Printable CopyFAITH HEALER
Belvoir/State Theatre Company South Australia
The Space
Until 13 Oct 2018

Review by Jamie Wright

Three actors, three characters, four monologues and an air of mystery (and the mystical) – and, apart from the bows, no onstage interaction at all; such is Brian Friel’s “Faith Healer”, the story of travelling faith healer Francis Hardy (Colin Friels); his wife, Grace (Alison Whyte); and his manager, Teddy (Paul Blackwell).

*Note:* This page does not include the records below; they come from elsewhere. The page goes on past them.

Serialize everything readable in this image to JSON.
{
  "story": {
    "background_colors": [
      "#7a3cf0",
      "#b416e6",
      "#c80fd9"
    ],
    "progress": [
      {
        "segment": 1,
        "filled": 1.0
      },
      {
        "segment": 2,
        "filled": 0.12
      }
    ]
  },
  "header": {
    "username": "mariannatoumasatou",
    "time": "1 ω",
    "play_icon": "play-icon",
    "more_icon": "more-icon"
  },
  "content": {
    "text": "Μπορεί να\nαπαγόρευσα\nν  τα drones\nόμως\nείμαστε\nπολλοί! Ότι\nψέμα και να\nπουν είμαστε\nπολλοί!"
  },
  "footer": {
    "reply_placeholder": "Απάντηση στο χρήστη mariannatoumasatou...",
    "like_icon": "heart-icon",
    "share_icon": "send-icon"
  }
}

The play opens with Hardy’s first monologue, where he recounts how the trio have eked out a living travelling the backroads of Wales and Scotland. The second ‘act’ is Grace’s monologue where we realise that perhaps Hardy is not the most reliable of narrators – and nor is he as good a man as he might like to think himself. Teddy then gets to tell his version, which provides some answers – but raises more questions. In the fourth and final chapter, Hardy returns to tie the loose ends together. Or does he? There are no easy answers on offer here.

Friels, first up, commands the stage with small, subtle movements and intensity; it’s a superb performance. In the second section, Whyte faces somewhat of a challenge to recapture the audience after such a powerful performance and the slight derailing effect of the scene change – but once the momentum builds, she delivers a compelling performance as the anguished Grace.

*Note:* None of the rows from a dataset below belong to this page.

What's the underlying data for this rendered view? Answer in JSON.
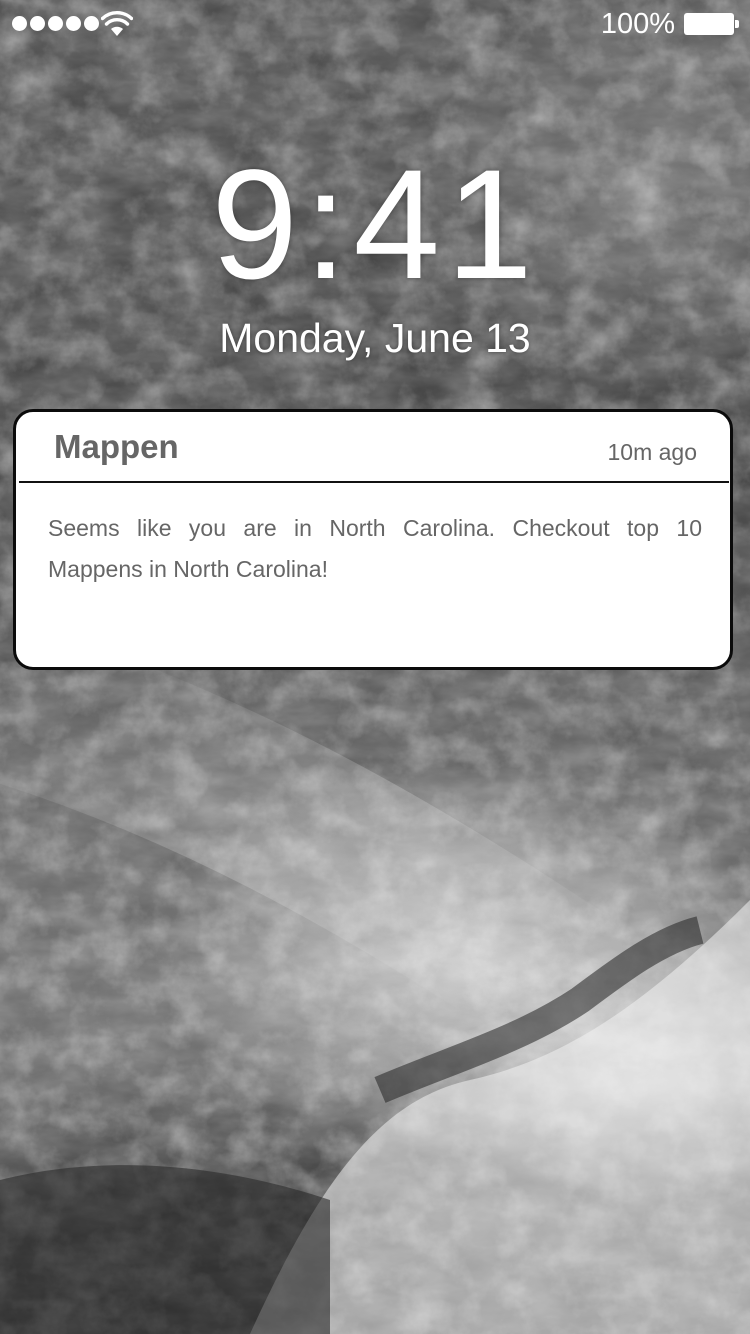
{
  "status_bar": {
    "battery_text": "100%",
    "signal_icon": "signal-dots-icon",
    "wifi_icon": "wifi-icon",
    "battery_icon": "battery-full-icon"
  },
  "lock_screen": {
    "time": "9:41",
    "date": "Monday, June 13"
  },
  "notification": {
    "app_name": "Mappen",
    "time_ago": "10m ago",
    "message": "Seems like you are in North Carolina. Checkout top 10 Mappens in North Carolina!"
  }
}
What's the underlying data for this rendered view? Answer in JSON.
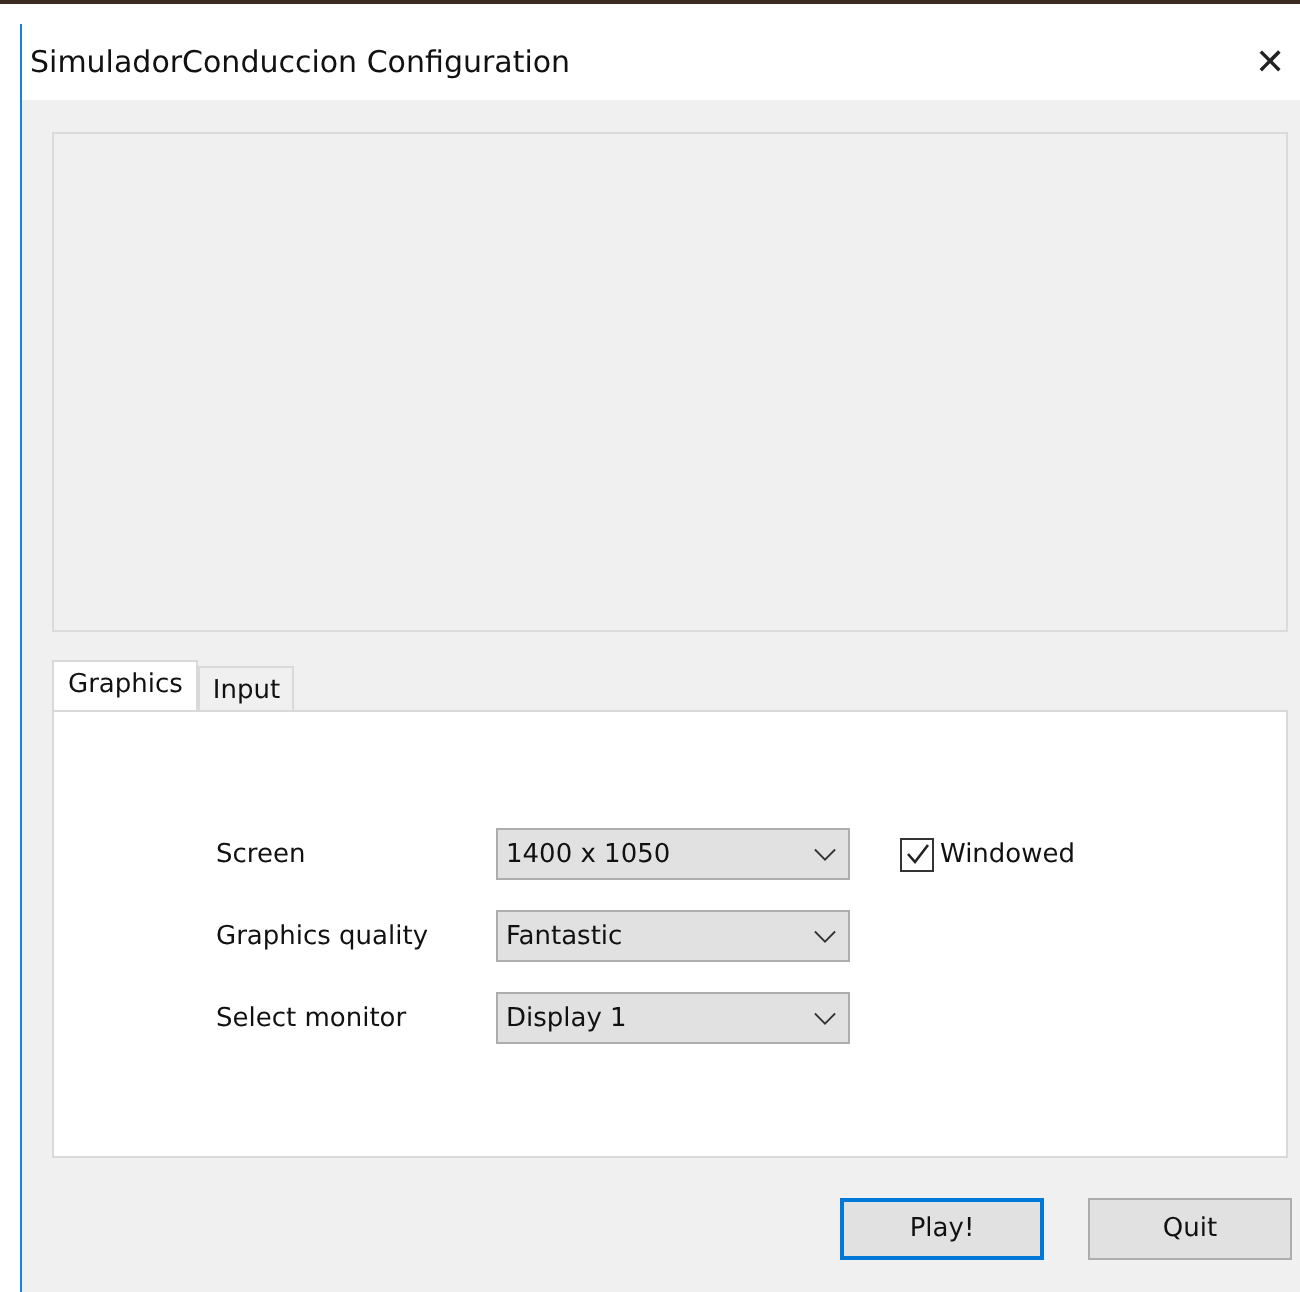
{
  "window": {
    "title": "SimuladorConduccion Configuration",
    "close": "✕"
  },
  "tabs": [
    {
      "label": "Graphics",
      "selected": true
    },
    {
      "label": "Input",
      "selected": false
    }
  ],
  "settings": [
    {
      "label": "Screen",
      "value": "1400 x 1050"
    },
    {
      "label": "Graphics quality",
      "value": "Fantastic"
    },
    {
      "label": "Select monitor",
      "value": "Display 1"
    }
  ],
  "windowed": {
    "label": "Windowed",
    "checked": true
  },
  "buttons": [
    {
      "label": "Play!",
      "focused": true
    },
    {
      "label": "Quit",
      "focused": false
    }
  ]
}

After the break – other productions have run without one, but here there was a 20-minute interval – is Teddy. This is – initially at least – a far more broadly comedic piece, and not unwelcome after the heartbreak of the preceding one, and Blackwell’s delivery is superb. But the humour is slowly overtaken by maudlin as the now-inevitable tragedy unfolds even further, and Blackwell moves with it.

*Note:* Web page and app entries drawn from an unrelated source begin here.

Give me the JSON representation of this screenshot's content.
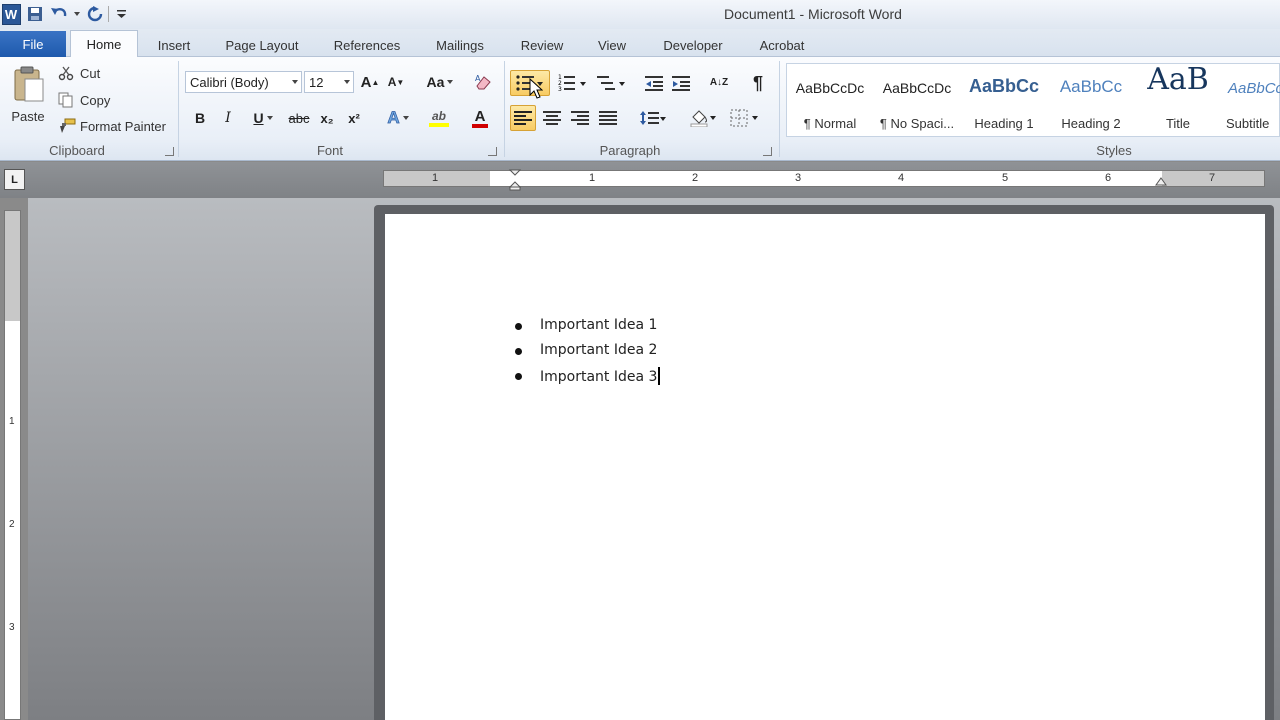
{
  "window": {
    "title": "Document1  -  Microsoft Word"
  },
  "qat": {
    "logo": "W"
  },
  "tabs": [
    "File",
    "Home",
    "Insert",
    "Page Layout",
    "References",
    "Mailings",
    "Review",
    "View",
    "Developer",
    "Acrobat"
  ],
  "clipboard": {
    "paste": "Paste",
    "cut": "Cut",
    "copy": "Copy",
    "format_painter": "Format Painter",
    "label": "Clipboard"
  },
  "font": {
    "name": "Calibri (Body)",
    "size": "12",
    "grow": "A",
    "shrink": "A",
    "case": "Aa",
    "bold": "B",
    "italic": "I",
    "underline": "U",
    "strike": "abc",
    "sub": "x₂",
    "sup": "x²",
    "effects": "A",
    "highlight": "ab",
    "color": "A",
    "label": "Font"
  },
  "paragraph": {
    "pilcrow": "¶",
    "sort": "A↓Z",
    "label": "Paragraph"
  },
  "styles": {
    "label": "Styles",
    "items": [
      {
        "preview": "AaBbCcDc",
        "name": "¶ Normal"
      },
      {
        "preview": "AaBbCcDc",
        "name": "¶ No Spaci..."
      },
      {
        "preview": "AaBbCc",
        "name": "Heading 1"
      },
      {
        "preview": "AaBbCc",
        "name": "Heading 2"
      },
      {
        "preview": "AaB",
        "name": "Title"
      },
      {
        "preview": "AaBbCc",
        "name": "Subtitle"
      }
    ]
  },
  "ruler": {
    "tab_selector": "L",
    "h_numbers": [
      "1",
      "1",
      "2",
      "3",
      "4",
      "5",
      "6",
      "7"
    ],
    "v_numbers": [
      "1",
      "2",
      "3"
    ]
  },
  "document": {
    "bullets": [
      "Important Idea 1",
      "Important Idea 2",
      "Important Idea 3"
    ]
  },
  "colors": {
    "file_tab": "#2a63b6",
    "active_button": "#f8cb63",
    "font_color": "#d00000",
    "highlight": "#ffff00"
  }
}
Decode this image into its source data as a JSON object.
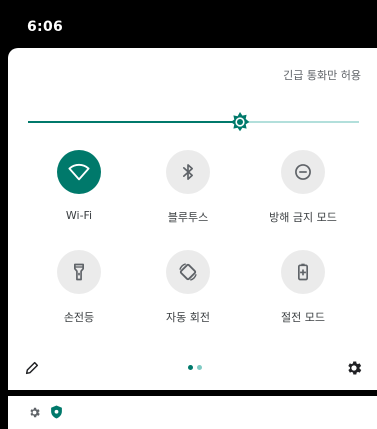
{
  "status_bar": {
    "time": "6:06"
  },
  "header": {
    "carrier_text": "긴급 통화만 허용"
  },
  "brightness": {
    "level_percent": 64
  },
  "tiles": [
    {
      "label": "Wi-Fi",
      "state": "on",
      "icon": "wifi-icon"
    },
    {
      "label": "블루투스",
      "state": "off",
      "icon": "bluetooth-icon"
    },
    {
      "label": "방해 금지 모드",
      "state": "off",
      "icon": "do-not-disturb-icon"
    },
    {
      "label": "손전등",
      "state": "off",
      "icon": "flashlight-icon"
    },
    {
      "label": "자동 회전",
      "state": "off",
      "icon": "auto-rotate-icon"
    },
    {
      "label": "절전 모드",
      "state": "off",
      "icon": "battery-saver-icon"
    }
  ],
  "pager": {
    "pages": 2,
    "current": 1
  },
  "footer": {
    "edit_icon": "pencil-icon",
    "settings_icon": "gear-icon"
  },
  "notification_shelf": {
    "icons": [
      "gear-icon",
      "shield-icon"
    ]
  },
  "colors": {
    "accent": "#00796b",
    "accent_light": "#b2dfdb",
    "tile_off": "#ebebeb",
    "icon_off": "#5f6368",
    "pager_inactive": "#80cbc4"
  }
}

Friels then returns to bookend the story, and fill in the final pieces of the puzzle, and he seems different now; is it his performance, or how our perception of the character has changed with the information that has come to light in his absence?

Director Judy Davis and the three performers have taken the dense, wordy narrative and brought it to life – these are long, intense monologues that could easily get bogged down under the weight of the material – but here, in such capable hands, it’s captivating; an engaging mix of excellent script, keen insight and tremendous performances.